* Work order
The range starts at the line containing "Enumerate this screenshot's content" and ends at the last line of the records below. Reproduce those lines exactly.
══ Dataset extract
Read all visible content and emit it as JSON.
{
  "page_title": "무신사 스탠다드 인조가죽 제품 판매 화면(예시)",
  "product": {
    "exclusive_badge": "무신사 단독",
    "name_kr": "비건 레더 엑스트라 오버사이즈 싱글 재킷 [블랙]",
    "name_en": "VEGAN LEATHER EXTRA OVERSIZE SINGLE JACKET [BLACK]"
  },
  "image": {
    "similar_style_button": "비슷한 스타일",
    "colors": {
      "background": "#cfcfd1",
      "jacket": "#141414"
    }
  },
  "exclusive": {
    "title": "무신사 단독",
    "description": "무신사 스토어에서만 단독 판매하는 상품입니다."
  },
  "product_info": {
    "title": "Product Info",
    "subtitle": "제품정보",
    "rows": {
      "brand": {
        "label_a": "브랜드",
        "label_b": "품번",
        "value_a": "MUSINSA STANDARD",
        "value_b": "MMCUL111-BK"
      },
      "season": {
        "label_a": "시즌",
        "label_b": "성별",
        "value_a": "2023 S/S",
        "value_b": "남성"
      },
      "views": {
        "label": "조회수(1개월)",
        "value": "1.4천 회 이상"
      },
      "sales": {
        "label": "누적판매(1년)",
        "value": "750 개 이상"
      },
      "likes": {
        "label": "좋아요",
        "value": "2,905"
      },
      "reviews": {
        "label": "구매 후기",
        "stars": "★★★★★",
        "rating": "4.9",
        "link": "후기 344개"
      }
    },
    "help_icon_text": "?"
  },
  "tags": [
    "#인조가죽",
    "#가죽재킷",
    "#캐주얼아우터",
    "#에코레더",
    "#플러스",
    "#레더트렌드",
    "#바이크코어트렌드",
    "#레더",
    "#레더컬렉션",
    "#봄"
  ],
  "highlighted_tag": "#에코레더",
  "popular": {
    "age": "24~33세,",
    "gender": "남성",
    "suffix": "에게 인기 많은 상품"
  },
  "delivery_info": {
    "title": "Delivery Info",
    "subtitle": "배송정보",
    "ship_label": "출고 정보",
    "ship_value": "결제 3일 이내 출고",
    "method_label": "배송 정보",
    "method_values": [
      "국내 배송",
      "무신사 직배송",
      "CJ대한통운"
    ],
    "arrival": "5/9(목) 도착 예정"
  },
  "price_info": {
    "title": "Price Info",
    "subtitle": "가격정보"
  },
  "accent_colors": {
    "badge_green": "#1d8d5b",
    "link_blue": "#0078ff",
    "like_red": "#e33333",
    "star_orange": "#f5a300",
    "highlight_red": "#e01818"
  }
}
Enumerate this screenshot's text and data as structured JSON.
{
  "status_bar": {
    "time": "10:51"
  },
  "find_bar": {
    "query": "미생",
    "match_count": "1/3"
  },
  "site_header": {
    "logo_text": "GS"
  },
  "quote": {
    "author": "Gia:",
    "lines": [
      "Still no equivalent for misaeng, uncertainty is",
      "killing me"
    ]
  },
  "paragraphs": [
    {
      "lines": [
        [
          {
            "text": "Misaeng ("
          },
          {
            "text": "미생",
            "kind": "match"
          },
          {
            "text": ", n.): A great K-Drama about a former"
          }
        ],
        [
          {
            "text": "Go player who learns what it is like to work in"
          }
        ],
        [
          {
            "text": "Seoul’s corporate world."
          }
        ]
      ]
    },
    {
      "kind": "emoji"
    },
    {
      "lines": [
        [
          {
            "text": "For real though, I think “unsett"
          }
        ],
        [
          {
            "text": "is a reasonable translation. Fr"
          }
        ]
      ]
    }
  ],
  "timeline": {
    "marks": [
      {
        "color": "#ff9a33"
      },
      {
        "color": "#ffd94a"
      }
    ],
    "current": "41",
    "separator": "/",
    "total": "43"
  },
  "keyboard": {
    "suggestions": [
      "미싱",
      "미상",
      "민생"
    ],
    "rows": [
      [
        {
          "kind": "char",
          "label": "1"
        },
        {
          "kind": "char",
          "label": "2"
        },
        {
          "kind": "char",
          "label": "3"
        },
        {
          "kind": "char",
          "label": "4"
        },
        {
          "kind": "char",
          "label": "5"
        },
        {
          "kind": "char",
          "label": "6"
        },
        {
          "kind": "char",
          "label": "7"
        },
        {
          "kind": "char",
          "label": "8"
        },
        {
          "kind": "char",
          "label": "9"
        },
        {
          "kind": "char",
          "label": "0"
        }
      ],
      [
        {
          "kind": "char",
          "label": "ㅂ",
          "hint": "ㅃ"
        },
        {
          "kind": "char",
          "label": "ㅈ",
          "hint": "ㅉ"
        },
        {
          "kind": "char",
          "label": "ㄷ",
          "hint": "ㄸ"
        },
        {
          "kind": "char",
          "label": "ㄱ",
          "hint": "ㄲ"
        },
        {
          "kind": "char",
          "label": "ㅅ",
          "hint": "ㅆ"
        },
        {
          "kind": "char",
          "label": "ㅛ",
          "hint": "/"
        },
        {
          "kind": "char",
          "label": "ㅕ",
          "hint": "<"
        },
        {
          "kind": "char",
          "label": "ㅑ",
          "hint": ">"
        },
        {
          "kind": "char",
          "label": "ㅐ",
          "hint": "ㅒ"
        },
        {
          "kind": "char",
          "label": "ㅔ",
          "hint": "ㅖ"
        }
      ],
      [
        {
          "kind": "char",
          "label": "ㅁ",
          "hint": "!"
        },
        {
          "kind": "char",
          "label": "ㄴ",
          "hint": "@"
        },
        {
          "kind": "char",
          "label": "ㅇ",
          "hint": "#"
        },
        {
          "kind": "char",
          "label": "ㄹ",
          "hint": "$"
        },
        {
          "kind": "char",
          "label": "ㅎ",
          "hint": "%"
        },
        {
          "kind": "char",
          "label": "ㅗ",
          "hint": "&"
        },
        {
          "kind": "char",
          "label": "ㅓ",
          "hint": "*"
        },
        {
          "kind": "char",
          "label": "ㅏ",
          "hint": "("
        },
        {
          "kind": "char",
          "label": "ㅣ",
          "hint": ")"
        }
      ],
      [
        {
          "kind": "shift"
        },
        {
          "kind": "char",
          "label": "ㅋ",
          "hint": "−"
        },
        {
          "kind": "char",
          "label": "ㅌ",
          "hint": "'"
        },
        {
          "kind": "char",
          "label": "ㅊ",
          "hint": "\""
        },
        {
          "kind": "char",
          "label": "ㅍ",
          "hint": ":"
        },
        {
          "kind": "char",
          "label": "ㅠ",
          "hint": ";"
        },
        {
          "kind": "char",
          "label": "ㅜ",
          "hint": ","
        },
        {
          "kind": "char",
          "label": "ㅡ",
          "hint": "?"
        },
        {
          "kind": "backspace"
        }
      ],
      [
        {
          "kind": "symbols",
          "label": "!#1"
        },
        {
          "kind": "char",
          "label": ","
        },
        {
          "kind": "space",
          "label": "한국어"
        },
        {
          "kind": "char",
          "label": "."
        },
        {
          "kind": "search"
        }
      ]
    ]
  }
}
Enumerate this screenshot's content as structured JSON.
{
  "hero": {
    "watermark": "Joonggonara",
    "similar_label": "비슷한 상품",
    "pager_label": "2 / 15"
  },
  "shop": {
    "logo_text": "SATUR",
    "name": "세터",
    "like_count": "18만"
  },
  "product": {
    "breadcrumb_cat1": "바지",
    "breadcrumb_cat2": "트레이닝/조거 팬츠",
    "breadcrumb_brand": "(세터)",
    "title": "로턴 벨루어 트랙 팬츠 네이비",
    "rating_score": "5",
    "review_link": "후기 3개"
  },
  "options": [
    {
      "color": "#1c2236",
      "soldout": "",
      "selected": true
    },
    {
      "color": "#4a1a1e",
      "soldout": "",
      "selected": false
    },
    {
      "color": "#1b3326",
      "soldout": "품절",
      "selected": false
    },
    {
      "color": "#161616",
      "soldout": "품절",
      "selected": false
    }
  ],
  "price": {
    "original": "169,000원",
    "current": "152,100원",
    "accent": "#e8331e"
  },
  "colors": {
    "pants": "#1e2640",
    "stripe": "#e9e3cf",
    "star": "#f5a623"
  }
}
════
* Your solution
Enumerate this screenshot's content as structured JSON.
{
  "hero": {
    "watermark": "Joonggonara",
    "similar_label": "비슷한 상품",
    "pager_label": "2 / 15"
  },
  "shop": {
    "logo_text": "SATUR",
    "name": "세터",
    "like_count": "18만"
  },
  "product": {
    "breadcrumb_cat1": "바지",
    "breadcrumb_cat2": "트레이닝/조거 팬츠",
    "breadcrumb_brand": "(세터)",
    "title": "로턴 벨루어 트랙 팬츠 네이비",
    "rating_score": "5",
    "review_link": "후기 3개"
  },
  "options": [
    {
      "color": "#1c2236",
      "soldout": "",
      "selected": true
    },
    {
      "color": "#4a1a1e",
      "soldout": "",
      "selected": false
    },
    {
      "color": "#1b3326",
      "soldout": "품절",
      "selected": false
    },
    {
      "color": "#161616",
      "soldout": "품절",
      "selected": false
    }
  ],
  "price": {
    "original": "169,000원",
    "current": "152,100원",
    "accent": "#e8331e"
  },
  "colors": {
    "pants": "#1e2640",
    "stripe": "#e9e3cf",
    "star": "#f5a623"
  }
}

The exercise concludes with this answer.